» **Your task**: When a line below holds the string "insert", show that line.

» **Exercise inputs**:

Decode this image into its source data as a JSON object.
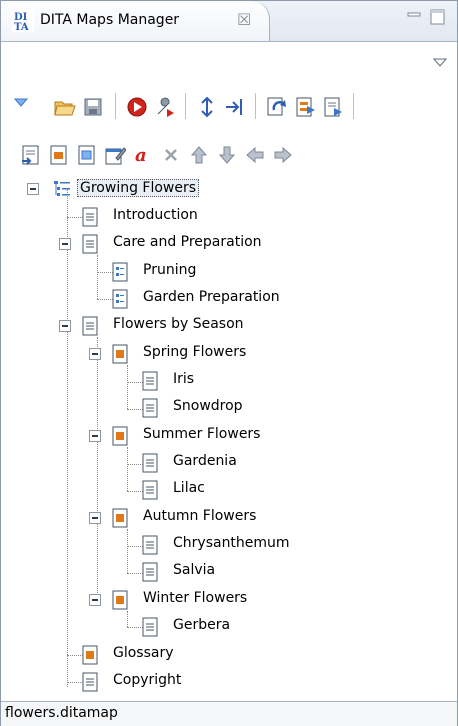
{
  "view": {
    "title": "DITA Maps Manager",
    "tab_icon_text_top": "DI",
    "tab_icon_text_bottom": "TA"
  },
  "colors": {
    "accent_blue": "#2f5fb0",
    "run_red": "#d0231c",
    "folder_orange": "#e07a18",
    "topic_blue": "#3a78c8"
  },
  "toolbar_row1": [
    {
      "name": "dropdown-menu-icon"
    },
    {
      "name": "open-folder-icon"
    },
    {
      "name": "save-icon"
    },
    {
      "name": "run-transformation-icon"
    },
    {
      "name": "configure-transformation-icon"
    },
    {
      "name": "validate-icon"
    },
    {
      "name": "check-references-icon"
    },
    {
      "name": "refresh-references-icon"
    },
    {
      "name": "open-map-in-editor-icon"
    },
    {
      "name": "export-map-icon"
    }
  ],
  "toolbar_row2": [
    {
      "name": "insert-reference-icon"
    },
    {
      "name": "insert-topic-heading-icon"
    },
    {
      "name": "insert-topic-group-icon"
    },
    {
      "name": "edit-properties-icon"
    },
    {
      "name": "edit-attributes-icon"
    },
    {
      "name": "delete-icon"
    },
    {
      "name": "move-up-icon"
    },
    {
      "name": "move-down-icon"
    },
    {
      "name": "promote-icon"
    },
    {
      "name": "demote-icon"
    }
  ],
  "tree": {
    "root": "Growing Flowers",
    "introduction": "Introduction",
    "care": "Care and Preparation",
    "pruning": "Pruning",
    "garden_prep": "Garden Preparation",
    "by_season": "Flowers by Season",
    "spring": "Spring Flowers",
    "iris": "Iris",
    "snowdrop": "Snowdrop",
    "summer": "Summer Flowers",
    "gardenia": "Gardenia",
    "lilac": "Lilac",
    "autumn": "Autumn Flowers",
    "chrysanthemum": "Chrysanthemum",
    "salvia": "Salvia",
    "winter": "Winter Flowers",
    "gerbera": "Gerbera",
    "glossary": "Glossary",
    "copyright": "Copyright"
  },
  "status": {
    "file": "flowers.ditamap"
  }
}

» **The completed task**:
      "name": "insert-reference-icon"
      "name": "insert-topic-heading-icon"
      "name": "insert-topic-group-icon"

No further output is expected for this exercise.